The Ballast Water Management Convention’s discharge standards include limits on three indicator microbes that were adopted to protect public health. These limits were included at Brazil’s request after the devastating South American cholera epidemic—widely believed to have resulted from ballast water discharges—and repeated detections in ballast tanks of the bacterial strain that caused the epidemic.
In January 2015 we reported in Marine Pollution Bulletin that nearly all of the indicator microbe tests conducted during the previous 10 years under IMO’s G8 Guidelines were meaningless. The analysis is straightforward: in order to test whether a treatment system adequately reduces microbe concentrations, you must start with appropriate concentrations of those microbes in the untreated test water. At a minimum, the untreated test water must have higher concentrations than the limit that the treated water is supposed to meet.
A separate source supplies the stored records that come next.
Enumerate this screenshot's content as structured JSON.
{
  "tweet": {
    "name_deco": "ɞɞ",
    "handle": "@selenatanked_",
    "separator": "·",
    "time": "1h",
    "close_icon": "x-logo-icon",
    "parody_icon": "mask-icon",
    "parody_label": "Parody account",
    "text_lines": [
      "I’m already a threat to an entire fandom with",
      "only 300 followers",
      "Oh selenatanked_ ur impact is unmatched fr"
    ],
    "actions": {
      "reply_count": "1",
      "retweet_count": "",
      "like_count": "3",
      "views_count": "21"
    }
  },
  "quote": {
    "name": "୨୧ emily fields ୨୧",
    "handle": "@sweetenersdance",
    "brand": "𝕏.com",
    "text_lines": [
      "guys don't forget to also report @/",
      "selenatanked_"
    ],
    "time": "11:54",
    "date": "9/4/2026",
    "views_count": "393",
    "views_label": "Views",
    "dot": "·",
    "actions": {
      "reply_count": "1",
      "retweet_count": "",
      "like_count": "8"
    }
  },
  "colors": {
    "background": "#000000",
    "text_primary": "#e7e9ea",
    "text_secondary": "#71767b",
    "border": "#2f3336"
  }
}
Examining all available data from type approval tests conducted since 2004, we found that the concentrations of indicator microbes in the untreated water were below the limit for treated water in 95% of the tests, and below detection limits (i.e. not a single indicator microbe was found in the samples) in nearly two-thirds of the tests.
These tests were all treated as valid tests, and the treatment systems were reported to have “passed” the tests and were granted type approval, because the G8 Guidelines don’t require any minimum concentrations of indicator microbes in the test water.
When asked about our results, officially IMO had no comment; unofficially, IMO made excuses for why it didn’t require meaningful tests. But why does IMO even require tests—and why are treatment systems certified as passing the tests—if the tests are meaningless? That wastes money, but worse, it misleads ship owners who believe that they are purchasing equipment whose efficacy has been demonstrated in tests, and misleads the public and policy makers into believing that the public’s health is protected by the BWMC.
IMO is now considering certain changes to the G8 Guidelines based on recommendations of the Correspondence Group. But although I sent copies of our paper to the IMO Secretariat and the Chair of the Correspondence Group 19 months ago, and requested that they find a way to fix this problem (we suggest various options in our paper), the issue is not even mentioned in the Correspondent Group’s report. This does a great and dangerous disservice to the public, especially in parts of the world where limited treatment of drinking water and domestic sewage leaves poor communities vulnerable to deadly outbreaks of water-borne disease.
Report: Tests of Ballast Water Treatment Systems are Flawed (New York Times online Jan 14, 2015)
Tests Used to Ensure Ships Don’t Carry Deadly Cargo Draw Sharp Criticism (Science online Jan 14, 2015)